The pursuit of spiritual knowledge

Amongst the many lessons taught in this vision, one of those that stands strongest for me is that of the rod of iron. Often within the church of Jesus Christ of Latter-day saints (the Mormons), the phrase “hold to the rod” has become cliché. It has sort of come to represent the vague notion of righteous living, our need to “choose the right”.

But while these too are good, the specific, inspired translation of that symbol, as revealed to the prophet Nephi, is that the rod of iron, that thing to which we are to “cling” is specifically… the “word of God”. And cling to it we must.

There’s nothing casual about the word cling. It is defined as “to hold tightly, to grasp or embrace, to cleave”. It is an active word that depicts active behavior.

It’s no mystery where we can FIND the word of God. It is to be had in abundance, in the scriptures, in inspired teachings by the prophets today as well as in times past. And it is to be had by direct revelation to you, as an individual, according to your faith and effort.

In the chapter preceding Nephi’s vision of interpretation, he comments:

“And it came to pass after I, Nephi, having heard all the words of my father… was desirous also that I might see, and hear, and know of these things, by the power of the Holy Ghost, which is the gift of God unto all those who diligently seek him, as well in times of old as in the time that he should manifest himself unto the children of men. For he is the same yesterday, today, and forever… For he that diligently seeketh shall find; and the mysteries of God shall be unfolded unto them by the power of the Holy Ghost…” (1 Nephi 10:17-19)

Here Nephi communicates the primary ingredient for receiving revelation: diligent seeking. This is how we cling to the word of God. By diligently seeking it. We must become singularly focused on obtaining, understanding, and internalizing the word of God.

We are told through modern revelation to do “all things with an eye single to the glory of God” (D&C 82:19). And what is the Glory of God? “The glory of God is intelligence, or, in other words, light and truth.” (D&C 93:36).

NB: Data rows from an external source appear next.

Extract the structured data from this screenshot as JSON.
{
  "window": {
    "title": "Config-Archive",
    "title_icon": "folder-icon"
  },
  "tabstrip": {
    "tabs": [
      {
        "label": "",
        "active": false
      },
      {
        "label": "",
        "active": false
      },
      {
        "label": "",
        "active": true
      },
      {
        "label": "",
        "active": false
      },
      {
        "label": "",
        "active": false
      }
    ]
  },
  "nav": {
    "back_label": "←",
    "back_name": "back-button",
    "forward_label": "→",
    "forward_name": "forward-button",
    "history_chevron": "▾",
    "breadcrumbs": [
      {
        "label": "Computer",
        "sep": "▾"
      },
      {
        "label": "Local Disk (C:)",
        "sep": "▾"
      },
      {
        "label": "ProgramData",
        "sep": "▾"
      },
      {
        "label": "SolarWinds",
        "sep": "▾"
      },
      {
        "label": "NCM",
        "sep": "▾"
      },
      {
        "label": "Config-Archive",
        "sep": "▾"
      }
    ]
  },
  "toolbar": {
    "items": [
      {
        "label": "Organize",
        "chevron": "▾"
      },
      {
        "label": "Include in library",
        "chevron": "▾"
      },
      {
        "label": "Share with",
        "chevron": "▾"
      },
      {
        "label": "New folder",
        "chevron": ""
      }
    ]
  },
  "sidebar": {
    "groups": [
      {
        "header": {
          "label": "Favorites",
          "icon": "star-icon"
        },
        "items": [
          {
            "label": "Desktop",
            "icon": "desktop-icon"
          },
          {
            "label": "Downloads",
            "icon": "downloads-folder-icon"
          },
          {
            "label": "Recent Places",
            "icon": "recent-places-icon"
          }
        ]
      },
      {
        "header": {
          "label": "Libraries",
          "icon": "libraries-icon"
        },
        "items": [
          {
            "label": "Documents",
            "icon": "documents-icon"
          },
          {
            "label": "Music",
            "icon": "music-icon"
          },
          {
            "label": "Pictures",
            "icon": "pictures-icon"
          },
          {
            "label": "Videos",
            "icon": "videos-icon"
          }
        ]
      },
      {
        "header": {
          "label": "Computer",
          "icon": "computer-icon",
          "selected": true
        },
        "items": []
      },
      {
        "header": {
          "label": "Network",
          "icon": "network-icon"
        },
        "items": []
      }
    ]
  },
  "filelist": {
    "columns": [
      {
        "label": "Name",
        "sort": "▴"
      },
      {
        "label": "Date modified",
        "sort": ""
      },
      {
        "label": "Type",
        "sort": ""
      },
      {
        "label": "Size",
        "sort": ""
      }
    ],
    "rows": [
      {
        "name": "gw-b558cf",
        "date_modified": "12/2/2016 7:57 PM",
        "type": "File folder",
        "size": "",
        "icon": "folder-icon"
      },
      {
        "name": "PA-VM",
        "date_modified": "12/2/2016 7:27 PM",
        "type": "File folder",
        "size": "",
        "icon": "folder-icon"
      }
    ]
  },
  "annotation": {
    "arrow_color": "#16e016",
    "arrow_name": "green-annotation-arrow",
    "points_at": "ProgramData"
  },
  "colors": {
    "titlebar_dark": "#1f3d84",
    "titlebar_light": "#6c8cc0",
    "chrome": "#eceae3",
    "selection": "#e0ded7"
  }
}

The prophet Joseph said “No man can be saved in ignorance”. We must therefore reflect upon the urgency with which we search the scriptures, seek divine revelation, and work to obtain the word of God. For this is how we cling to the iron rod, this is how we obtain the fruit of the tree… the Love of God, this is how we plunge through the mists of darkness (confusion of the world and the adversary).

Only by clinging to the word of God can we obtain the tree. As the angel told Nephi of the Great and Spacious building “behold the wisdom of the world”. Great was the fall thereof, for it was founded upon the pride of men. But our foundations must be built upon the solid ground of true doctrine, entrenched in the fertile soul of divine revelation, from which eternal lives may grow.

So cling to the rod, and begin your own quest for spiritual knowledge, that the fruit of the tree, or the love of God, will be yours.

Rusty